Work to be completed. Which of the lines below hold the word "initials"? Pull each of them out.

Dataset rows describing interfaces

Content starts

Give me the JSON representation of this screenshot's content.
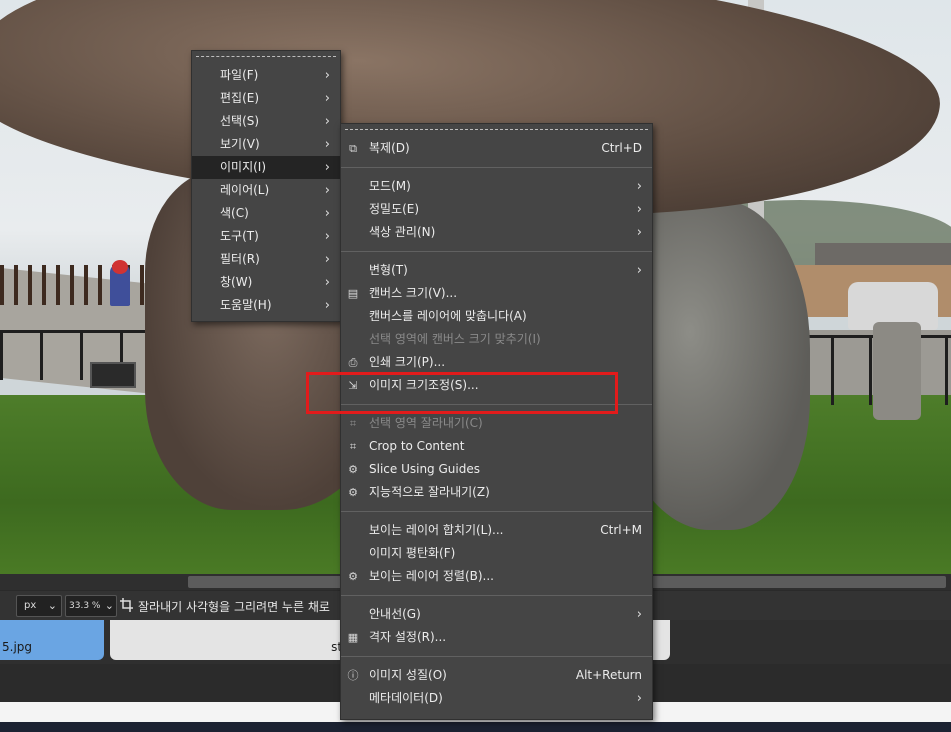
{
  "statusbar": {
    "unit": "px",
    "zoom": "33.3 %",
    "message": "잘라내기 사각형을 그리려면 누른 채로"
  },
  "tabs": [
    {
      "label": "5.jpg"
    },
    {
      "label": "standard-setup.png"
    }
  ],
  "main_menu": {
    "items": [
      {
        "label": "파일(F)"
      },
      {
        "label": "편집(E)"
      },
      {
        "label": "선택(S)"
      },
      {
        "label": "보기(V)"
      },
      {
        "label": "이미지(I)"
      },
      {
        "label": "레이어(L)"
      },
      {
        "label": "색(C)"
      },
      {
        "label": "도구(T)"
      },
      {
        "label": "필터(R)"
      },
      {
        "label": "창(W)"
      },
      {
        "label": "도움말(H)"
      }
    ],
    "active": "이미지(I)"
  },
  "image_menu": {
    "duplicate": {
      "label": "복제(D)",
      "shortcut": "Ctrl+D",
      "icon": "duplicate-icon"
    },
    "mode": {
      "label": "모드(M)"
    },
    "precision": {
      "label": "정밀도(E)"
    },
    "color_management": {
      "label": "색상 관리(N)"
    },
    "transform": {
      "label": "변형(T)"
    },
    "canvas_size": {
      "label": "캔버스 크기(V)...",
      "icon": "canvas-size-icon"
    },
    "fit_canvas_layers": {
      "label": "캔버스를 레이어에 맞춥니다(A)"
    },
    "fit_canvas_selection": {
      "label": "선택 영역에 캔버스 크기 맞추기(I)"
    },
    "print_size": {
      "label": "인쇄 크기(P)...",
      "icon": "print-icon"
    },
    "scale_image": {
      "label": "이미지 크기조정(S)...",
      "icon": "scale-image-icon"
    },
    "crop_to_selection": {
      "label": "선택 영역 잘라내기(C)",
      "icon": "crop-icon"
    },
    "crop_to_content": {
      "label": "Crop to Content",
      "icon": "crop-icon"
    },
    "slice_using_guides": {
      "label": "Slice Using Guides",
      "icon": "slice-icon"
    },
    "zealous_crop": {
      "label": "지능적으로 잘라내기(Z)",
      "icon": "zealous-crop-icon"
    },
    "merge_visible": {
      "label": "보이는 레이어 합치기(L)...",
      "shortcut": "Ctrl+M"
    },
    "flatten": {
      "label": "이미지 평탄화(F)"
    },
    "align_visible": {
      "label": "보이는 레이어 정렬(B)...",
      "icon": "align-icon"
    },
    "guides": {
      "label": "안내선(G)"
    },
    "configure_grid": {
      "label": "격자 설정(R)...",
      "icon": "grid-icon"
    },
    "properties": {
      "label": "이미지 성질(O)",
      "shortcut": "Alt+Return",
      "icon": "info-icon"
    },
    "metadata": {
      "label": "메타데이터(D)"
    }
  },
  "colors": {
    "menu_bg": "#454545",
    "highlight_border": "#e21b1b",
    "active_tab": "#6aa5e3"
  }
}
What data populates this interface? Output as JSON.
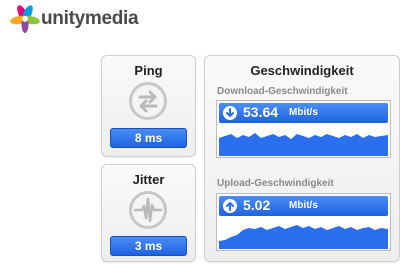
{
  "brand": {
    "name": "unitymedia",
    "logo_icon": "unitymedia-flower-logo",
    "colors": [
      "#e6007e",
      "#8cc63e",
      "#00a0df",
      "#f7a823"
    ]
  },
  "ping": {
    "title": "Ping",
    "icon": "swap-arrows-icon",
    "value": "8 ms"
  },
  "jitter": {
    "title": "Jitter",
    "icon": "waveform-icon",
    "value": "3 ms"
  },
  "speed": {
    "title": "Geschwindigkeit",
    "download": {
      "label": "Download-Geschwindigkeit",
      "icon": "download-arrow-icon",
      "value": "53.64",
      "unit": "Mbit/s"
    },
    "upload": {
      "label": "Upload-Geschwindigkeit",
      "icon": "upload-arrow-icon",
      "value": "5.02",
      "unit": "Mbit/s"
    }
  },
  "accent_color": "#2a6ff0"
}
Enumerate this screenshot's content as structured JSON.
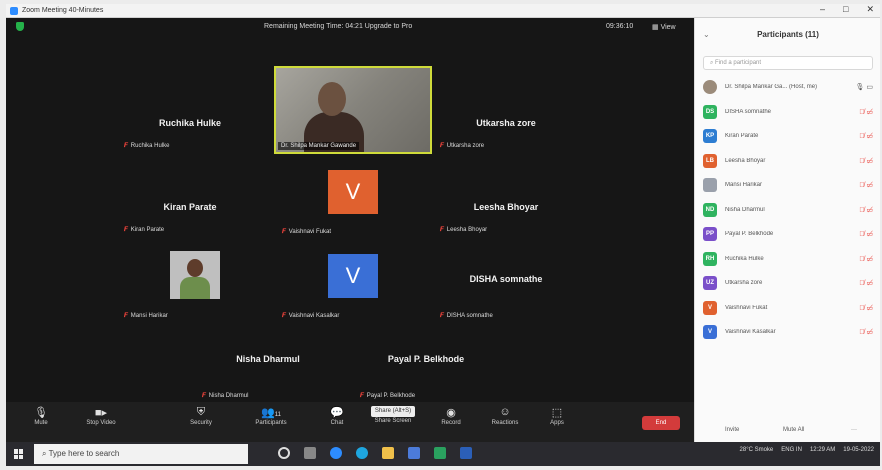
{
  "window": {
    "title": "Zoom Meeting 40-Minutes",
    "controls": [
      "–",
      "□",
      "✕"
    ]
  },
  "meeting": {
    "info": "Remaining Meeting Time: 04:21 Upgrade to Pro",
    "timer": "09:36:10",
    "view_label": "View"
  },
  "tiles": {
    "ruchika": {
      "big": "Ruchika Hulke",
      "small": "Ruchika Hulke"
    },
    "utkarsha": {
      "big": "Utkarsha zore",
      "small": "Utkarsha zore"
    },
    "kiran": {
      "big": "Kiran Parate",
      "small": "Kiran Parate"
    },
    "vaishnavi_f": {
      "letter": "V",
      "small": "Vaishnavi Fukat"
    },
    "leesha": {
      "big": "Leesha Bhoyar",
      "small": "Leesha Bhoyar"
    },
    "mansi": {
      "small": "Mansi Harikar"
    },
    "vaishnavi_k": {
      "letter": "V",
      "small": "Vaishnavi Kasalkar"
    },
    "disha": {
      "big": "DISHA somnathe",
      "small": "DISHA somnathe"
    },
    "nisha": {
      "big": "Nisha Dharmul",
      "small": "Nisha Dharmul"
    },
    "payal": {
      "big": "Payal P. Belkhode",
      "small": "Payal P. Belkhode"
    },
    "host_video": {
      "caption": "Dr. Shilpa Mankar Gawande"
    }
  },
  "toolbar": {
    "mute": "Mute",
    "stop_video": "Stop Video",
    "security": "Security",
    "participants": "Participants",
    "participants_count": "11",
    "chat": "Chat",
    "share": "Share Screen",
    "share_pill": "Share (Alt+S)",
    "record": "Record",
    "reactions": "Reactions",
    "apps": "Apps",
    "end": "End"
  },
  "participants_panel": {
    "title": "Participants (11)",
    "search_placeholder": "Find a participant",
    "items": [
      {
        "initials": "",
        "name": "Dr. Shilpa Mankar Ga... (Host, me)",
        "color": "#9b8b7a"
      },
      {
        "initials": "DS",
        "name": "DISHA somnathe",
        "color": "#2fb35f"
      },
      {
        "initials": "KP",
        "name": "Kiran Parate",
        "color": "#2d7dd2"
      },
      {
        "initials": "LB",
        "name": "Leesha Bhoyar",
        "color": "#e0612f"
      },
      {
        "initials": "",
        "name": "Mansi Harikar",
        "color": "#9aa0ab"
      },
      {
        "initials": "ND",
        "name": "Nisha Dharmul",
        "color": "#2fb35f"
      },
      {
        "initials": "PP",
        "name": "Payal P. Belkhode",
        "color": "#7a4fc9"
      },
      {
        "initials": "RH",
        "name": "Ruchika Hulke",
        "color": "#2fb35f"
      },
      {
        "initials": "UZ",
        "name": "Utkarsha zore",
        "color": "#7a4fc9"
      },
      {
        "initials": "V",
        "name": "Vaishnavi Fukat",
        "color": "#e0612f"
      },
      {
        "initials": "V",
        "name": "Vaishnavi Kasalkar",
        "color": "#3a6fd6"
      }
    ],
    "invite": "Invite",
    "mute_all": "Mute All"
  },
  "taskbar": {
    "search_placeholder": "Type here to search",
    "weather": "28°C Smoke",
    "lang": "ENG IN",
    "time": "12:29 AM",
    "date": "19-05-2022"
  },
  "colors": {
    "vaishnavi_f": "#e0612f",
    "vaishnavi_k": "#3a6fd6",
    "active_border": "#cfdb3a",
    "end": "#d33b3b"
  }
}
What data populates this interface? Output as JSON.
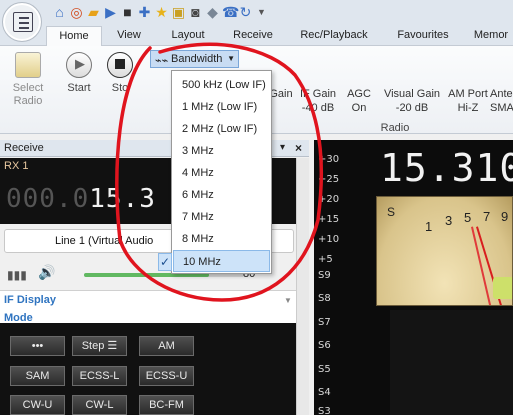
{
  "tabs": [
    {
      "label": "Home",
      "active": true
    },
    {
      "label": "View",
      "active": false
    },
    {
      "label": "Layout",
      "active": false
    },
    {
      "label": "Receive",
      "active": false
    },
    {
      "label": "Rec/Playback",
      "active": false
    },
    {
      "label": "Favourites",
      "active": false
    },
    {
      "label": "Memor",
      "active": false
    }
  ],
  "ribbon": {
    "select_radio": "Select\nRadio",
    "start": "Start",
    "stop": "Sto",
    "bandwidth": "Bandwidth",
    "gain": "Gain",
    "if_gain": "IF Gain",
    "if_gain_val": "-40 dB",
    "agc": "AGC",
    "agc_val": "On",
    "visual_gain": "Visual Gain",
    "visual_gain_val": "-20 dB",
    "am_port": "AM Port",
    "am_port_val": "Hi-Z",
    "ante": "Ante",
    "ante_val": "SMA",
    "group_radio": "Radio"
  },
  "bandwidth_menu": [
    {
      "label": "500 kHz (Low IF)",
      "selected": false
    },
    {
      "label": "1 MHz (Low IF)",
      "selected": false
    },
    {
      "label": "2 MHz (Low IF)",
      "selected": false
    },
    {
      "label": "3 MHz",
      "selected": false
    },
    {
      "label": "4 MHz",
      "selected": false
    },
    {
      "label": "6 MHz",
      "selected": false
    },
    {
      "label": "7 MHz",
      "selected": false
    },
    {
      "label": "8 MHz",
      "selected": false
    },
    {
      "label": "10 MHz",
      "selected": true
    }
  ],
  "receive_panel": {
    "title": "Receive",
    "rx_label": "RX 1",
    "freq_dim": "000.0",
    "freq_lit": "15.3",
    "line_select": "Line 1 (Virtual Audio",
    "volume_value": "80",
    "volume_fraction": 0.78,
    "if_display": "IF Display",
    "mode": "Mode"
  },
  "mode_buttons": [
    [
      "•••",
      "Step ☰",
      "AM"
    ],
    [
      "SAM",
      "ECSS-L",
      "ECSS-U"
    ],
    [
      "CW-U",
      "CW-L",
      "BC-FM"
    ]
  ],
  "s_meter": {
    "scale": [
      "+30",
      "+25",
      "+20",
      "+15",
      "+10",
      "+5",
      "S9",
      "S8",
      "S7",
      "S6",
      "S5",
      "S4",
      "S3"
    ],
    "big_freq": "15.310",
    "meter_label": "S",
    "meter_ticks": [
      "1",
      "3",
      "5",
      "7",
      "9"
    ]
  },
  "colors": {
    "accent": "#2f74c0",
    "annotation": "#e0141e",
    "selection": "#cde3f9"
  }
}
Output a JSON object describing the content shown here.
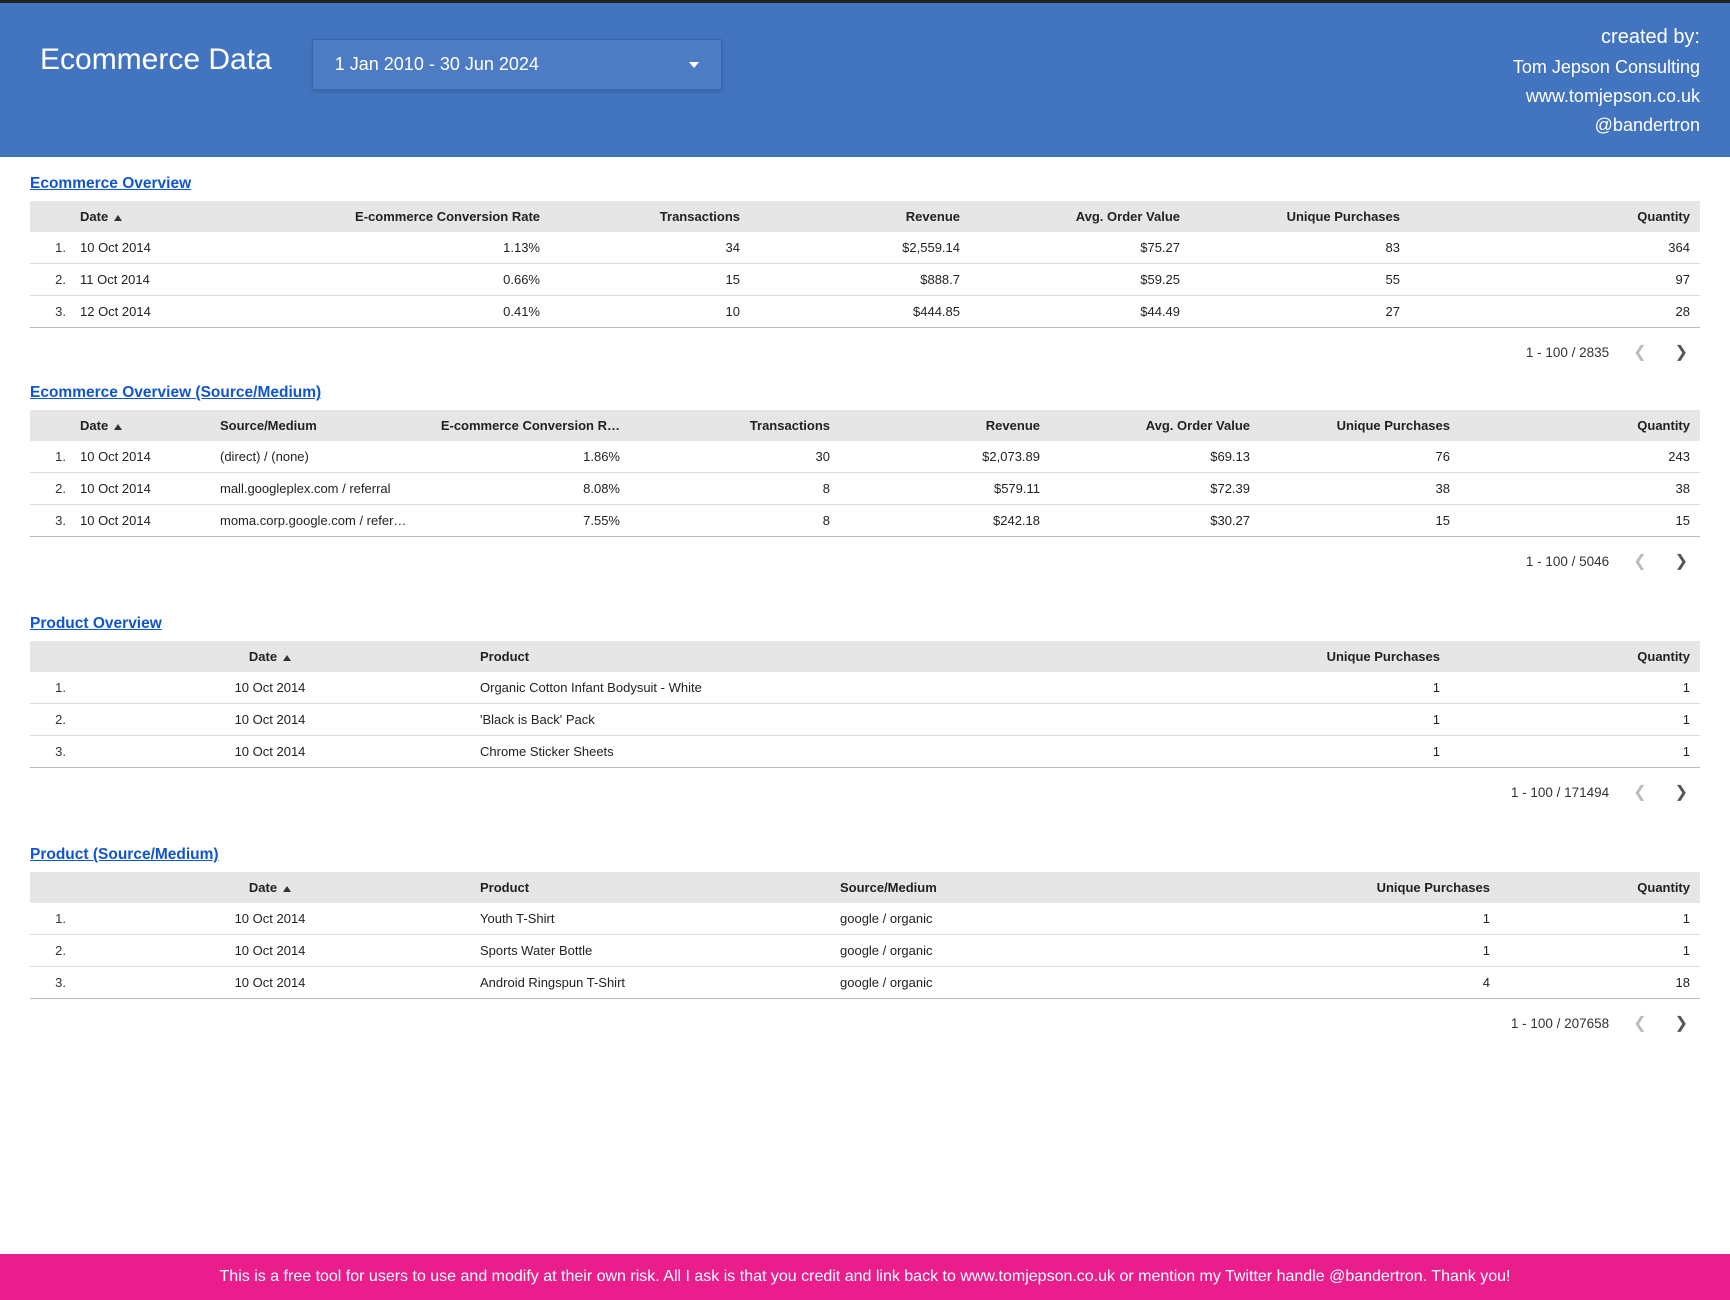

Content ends

Solution for this task.
        "initials": "",
        "initials": "DS",
        "initials": "KP",
        "initials": "LB",
        "initials": "",
        "initials": "ND",
        "initials": "PP",
        "initials": "RH",
        "initials": "UZ",
        "initials": "V",
        "initials": "V",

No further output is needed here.